Records to process below:

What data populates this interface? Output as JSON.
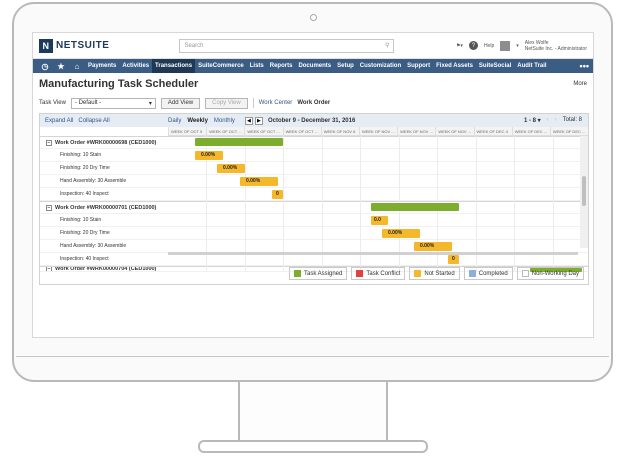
{
  "brand": {
    "name": "NETSUITE",
    "mark": "N"
  },
  "search": {
    "placeholder": "Search"
  },
  "user": {
    "name": "Alex Wolfe",
    "company": "NetSuite Inc. - Administrator"
  },
  "help_label": "Help",
  "nav": {
    "items": [
      "Payments",
      "Activities",
      "Transactions",
      "SuiteCommerce",
      "Lists",
      "Reports",
      "Documents",
      "Setup",
      "Customization",
      "Support",
      "Fixed Assets",
      "SuiteSocial",
      "Audit Trail"
    ],
    "active": "Transactions",
    "more": "•••"
  },
  "page": {
    "title": "Manufacturing Task Scheduler",
    "more": "More"
  },
  "toolbar": {
    "task_view_label": "Task View",
    "task_view_value": "- Default -",
    "add_view": "Add View",
    "copy_view": "Copy View",
    "work_center": "Work Center",
    "work_order": "Work Order"
  },
  "schedule": {
    "expand_all": "Expand All",
    "collapse_all": "Collapse All",
    "modes": [
      "Daily",
      "Weekly",
      "Monthly"
    ],
    "selected_mode": "Weekly",
    "date_range": "October 9 - December 31, 2016",
    "pager": "1 - 8 ▾",
    "total": "Total: 8",
    "weeks": [
      "WEEK OF OCT 9",
      "WEEK OF OCT ...",
      "WEEK OF OCT ...",
      "WEEK OF OCT ...",
      "WEEK OF NOV 6",
      "WEEK OF NOV ...",
      "WEEK OF NOV ...",
      "WEEK OF NOV ...",
      "WEEK OF DEC 4",
      "WEEK OF DEC ...",
      "WEEK OF DEC ..."
    ],
    "work_orders": [
      {
        "title": "Work Order #WRK00000698 (CED1000)",
        "tasks": [
          {
            "label": "Finishing: 10 Stain",
            "progress": "0.00%"
          },
          {
            "label": "Finishing: 20 Dry Time",
            "progress": "0.00%"
          },
          {
            "label": "Hand Assembly: 30 Assemble",
            "progress": "0.00%"
          },
          {
            "label": "Inspection: 40 Inspect",
            "progress": "0"
          }
        ]
      },
      {
        "title": "Work Order #WRK00000701 (CED1000)",
        "tasks": [
          {
            "label": "Finishing: 10 Stain",
            "progress": "0.0"
          },
          {
            "label": "Finishing: 20 Dry Time",
            "progress": "0.00%"
          },
          {
            "label": "Hand Assembly: 30 Assemble",
            "progress": "0.00%"
          },
          {
            "label": "Inspection: 40 Inspect",
            "progress": "0"
          }
        ]
      },
      {
        "title": "Work Order #WRK00000704 (CED1000)"
      }
    ]
  },
  "legend": [
    {
      "label": "Task Assigned",
      "color": "#7dad2f"
    },
    {
      "label": "Task Conflict",
      "color": "#e0413a"
    },
    {
      "label": "Not Started",
      "color": "#f6b82b"
    },
    {
      "label": "Completed",
      "color": "#8eaede"
    },
    {
      "label": "Non-Working Day",
      "color": "#ffffff"
    }
  ]
}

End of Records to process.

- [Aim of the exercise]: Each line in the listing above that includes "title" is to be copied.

- [Response area]:
    "title": "Manufacturing Task Scheduler",
        "title": "Work Order #WRK00000698 (CED1000)",
        "title": "Work Order #WRK00000701 (CED1000)",
        "title": "Work Order #WRK00000704 (CED1000)"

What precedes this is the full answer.